Medicare Part B typically covers 80% of the Medicare-approved amount for glaucoma surgery. Beneficiaries are responsible for the remaining 20%, which can be covered by a Medicare Supplement (Medigap) policy or paid out of pocket. It’s crucial to verify the specific costs and coverage details with your healthcare provider and Medicare to ensure you understand your financial responsibility.
Medicare Advantage Plans
Some individuals opt for Medicare Advantage (Part C) plans instead of traditional Medicare (Part A and Part B). These plans are offered by private insurance companies and often include additional benefits beyond what original Medicare provides. Some Medicare Advantage plans may offer more extensive coverage for glaucoma surgery or lower out-of-pocket costs. Be sure to review the details of your specific plan to understand your coverage options.
It’s essential to remember that Medicare will only cover glaucoma surgery if it is deemed medically necessary by a qualified healthcare provider. Your eye doctor will assess your condition, consider your medical history, and determine whether surgery is the appropriate course of action.
In summary, Medicare does provide coverage for glaucoma surgery, which is a critical aspect of treating this eye disease. Glaucoma can lead to irreversible vision loss, making timely treatment essential. Medicare Part B covers various glaucoma surgeries when they are deemed medically necessary by a qualified healthcare provider. While Medicare typically covers 80% of the Medicare-approved amount for these procedures, beneficiaries are responsible for the remaining 20%. It’s crucial to consult with your healthcare provider and Medicare to understand the specific details of your coverage and any potential out-of-pocket costs.
For individuals with Medicare Advantage plans, coverage may vary, so it’s essential to review the details of your specific plan to determine your options for glaucoma surgery.

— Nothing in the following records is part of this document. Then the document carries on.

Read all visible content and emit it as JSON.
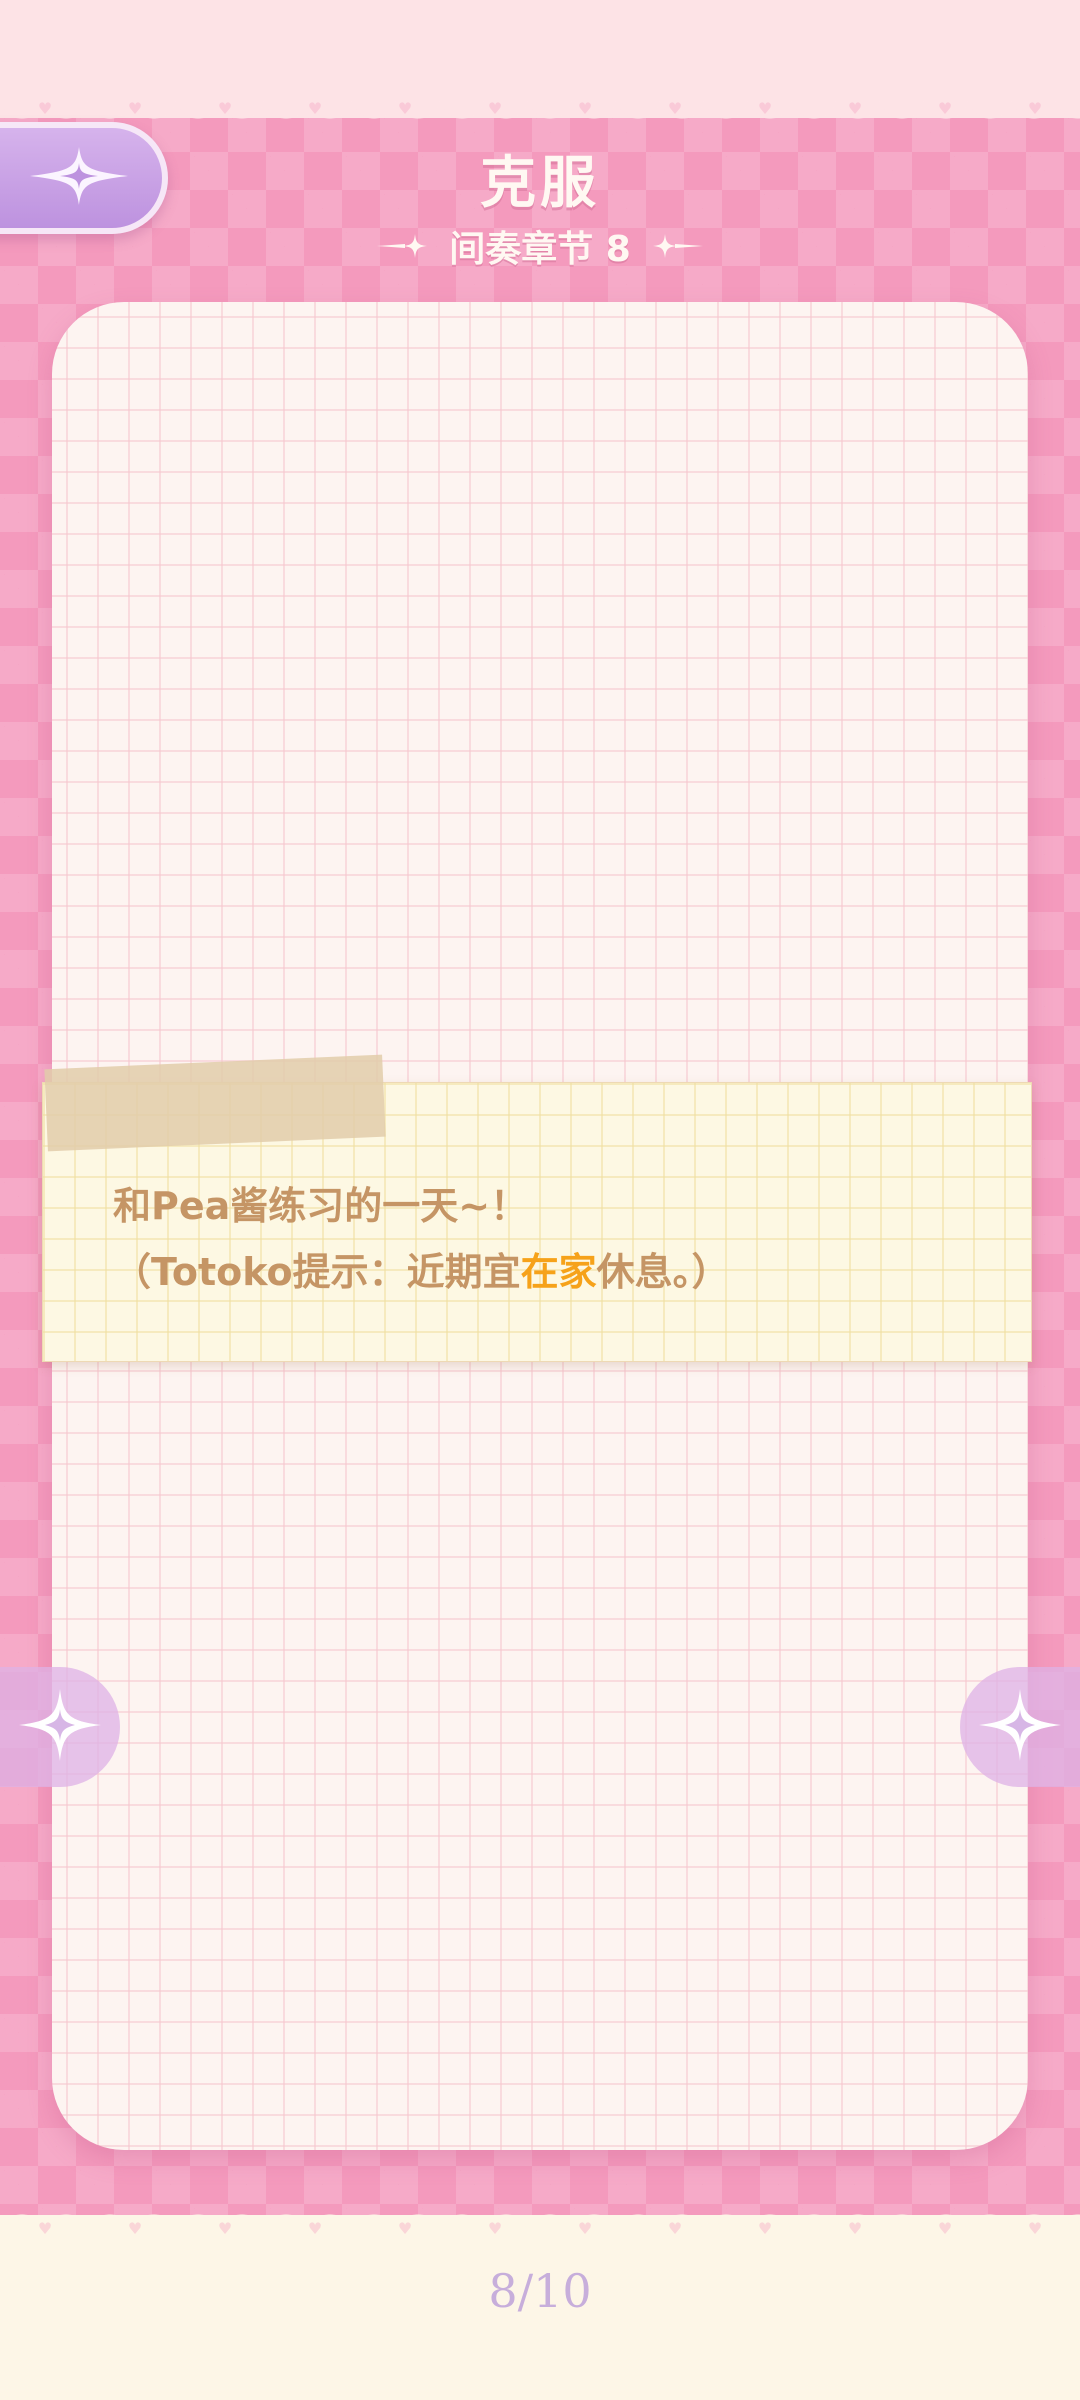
{
  "header": {
    "title": "克服",
    "subtitle": "间奏章节 8",
    "back_icon": "four-point-star-icon"
  },
  "note": {
    "line1": "和Pea酱练习的一天~！",
    "line2_prefix": "（Totoko提示：近期宜",
    "line2_highlight": "在家",
    "line2_suffix": "休息。）",
    "highlight_color": "#f6a21a",
    "text_color": "#c59565"
  },
  "navigation": {
    "prev_icon": "four-point-star-icon",
    "next_icon": "four-point-star-icon"
  },
  "pagination": {
    "current": "8",
    "total": "10",
    "label": "8/10"
  },
  "colors": {
    "background": "#f49abd",
    "paper": "#fdf4f1",
    "accent_purple": "#bd92df"
  }
}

If you or a loved one are navigating the complexities of Medicare and need guidance in finding a plan that suits your unique needs, the Retirement Answer Team is here to help. Our dedicated team of experts can assist you in making informed decisions about your healthcare coverage. Whether you have questions about Medicare Part B, Medicare Advantage plans, or any other aspect of Medicare, our agents are available to provide you with the information and support you need.
Don’t hesitate to reach out to the Retirement Answer Team today. Your vision health is too important to leave to chance, and we’re here to ensure you have the coverage and assistance you need to maintain your health and quality of life.
Contact us now to discover the Medicare solutions that are right for you. Your future health and well-being are our top priority.